Catching up on news during our months long hiatus, the June issue of Clinical Orthopaedics and Related Research featured members of OPUS and highlighted the importance of weight and mortality after total joint surgery.
Lead author, Associate Professor Michelle Dowsey, explained in the Editor’s Spotlight feature that contrary to popular line of thought, obese patients were less likely to have life-threatening complications or death following total joint surgery compared to underweight patients. Rather, it is underweight patients that may require further risk assessment post-surgery.
Using data pooled together from the St. Vincent’s Melbourne Arthroplasty Registry and Kaiser Permanente Total Joint Replacement Registry, over 150,000 patient records were analysed. Although patient selection bias may exist whereby only the healthiest of patients categorised as ‘obese’, are referred on for major surgical procedures, the study concludes that it is in fact, patients presenting as underweight, that are associated with a higher mortality risk post-surgery.

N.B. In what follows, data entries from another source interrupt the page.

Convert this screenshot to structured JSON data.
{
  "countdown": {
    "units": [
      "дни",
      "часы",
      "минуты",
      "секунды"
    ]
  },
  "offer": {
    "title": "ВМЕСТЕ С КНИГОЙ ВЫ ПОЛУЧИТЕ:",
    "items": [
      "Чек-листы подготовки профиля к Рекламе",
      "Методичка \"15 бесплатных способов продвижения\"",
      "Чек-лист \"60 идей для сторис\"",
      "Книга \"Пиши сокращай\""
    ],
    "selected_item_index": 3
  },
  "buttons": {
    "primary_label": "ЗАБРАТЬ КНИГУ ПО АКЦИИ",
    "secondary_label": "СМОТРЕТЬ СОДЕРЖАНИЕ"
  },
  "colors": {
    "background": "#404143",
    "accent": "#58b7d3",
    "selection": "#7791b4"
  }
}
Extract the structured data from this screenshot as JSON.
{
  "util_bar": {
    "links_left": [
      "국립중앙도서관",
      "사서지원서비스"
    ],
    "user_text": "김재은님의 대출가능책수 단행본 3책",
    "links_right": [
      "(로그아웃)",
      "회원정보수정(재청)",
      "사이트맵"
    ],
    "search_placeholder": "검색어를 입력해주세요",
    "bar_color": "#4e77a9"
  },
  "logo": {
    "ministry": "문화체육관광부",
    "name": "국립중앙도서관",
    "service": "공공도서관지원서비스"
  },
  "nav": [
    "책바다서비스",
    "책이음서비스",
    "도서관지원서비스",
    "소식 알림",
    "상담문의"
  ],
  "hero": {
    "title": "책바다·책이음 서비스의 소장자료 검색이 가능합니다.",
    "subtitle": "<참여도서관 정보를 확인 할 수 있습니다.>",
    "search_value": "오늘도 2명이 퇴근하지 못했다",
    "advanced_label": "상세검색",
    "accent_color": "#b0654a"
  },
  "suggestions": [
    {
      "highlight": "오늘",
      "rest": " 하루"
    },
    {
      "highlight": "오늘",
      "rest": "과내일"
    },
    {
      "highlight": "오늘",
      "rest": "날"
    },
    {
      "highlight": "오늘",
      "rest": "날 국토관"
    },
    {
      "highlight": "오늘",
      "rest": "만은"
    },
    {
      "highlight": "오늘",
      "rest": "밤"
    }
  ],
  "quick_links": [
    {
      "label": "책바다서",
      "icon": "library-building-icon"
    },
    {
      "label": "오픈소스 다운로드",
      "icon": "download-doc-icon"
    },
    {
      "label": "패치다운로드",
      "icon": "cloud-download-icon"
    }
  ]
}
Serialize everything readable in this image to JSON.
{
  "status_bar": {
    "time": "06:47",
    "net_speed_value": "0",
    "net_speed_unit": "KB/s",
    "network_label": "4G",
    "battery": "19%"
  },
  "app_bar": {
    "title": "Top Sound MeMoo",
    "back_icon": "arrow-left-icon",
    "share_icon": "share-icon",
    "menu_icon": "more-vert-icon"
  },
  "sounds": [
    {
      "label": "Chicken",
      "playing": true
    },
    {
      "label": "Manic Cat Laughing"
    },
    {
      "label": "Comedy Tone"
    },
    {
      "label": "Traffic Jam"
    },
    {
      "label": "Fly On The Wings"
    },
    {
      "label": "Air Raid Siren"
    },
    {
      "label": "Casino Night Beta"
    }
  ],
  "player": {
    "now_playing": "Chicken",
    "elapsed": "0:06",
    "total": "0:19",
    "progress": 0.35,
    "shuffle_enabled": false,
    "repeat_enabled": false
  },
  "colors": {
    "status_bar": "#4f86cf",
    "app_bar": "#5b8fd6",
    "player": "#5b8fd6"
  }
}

Why this happens is still unknown, but A/Prof Dowsey does offer some suggestions: nutrition and physical activity. Clinicians referring patients to joint replacement surgery should be mindful that weight management and nutrition be carefully considered: obese patients are no more at risk that those of normal BMI ranges.
It is important to note here that this particular study examines the links that extend the number of years post-surgery. The foundations of OPUS is based on improving the quality of life for sufferers of osteoarthritis, measuring the remaining life is just one facet that influences quality. This latest study is just one of several research streams currently investigated to improve the patient experience.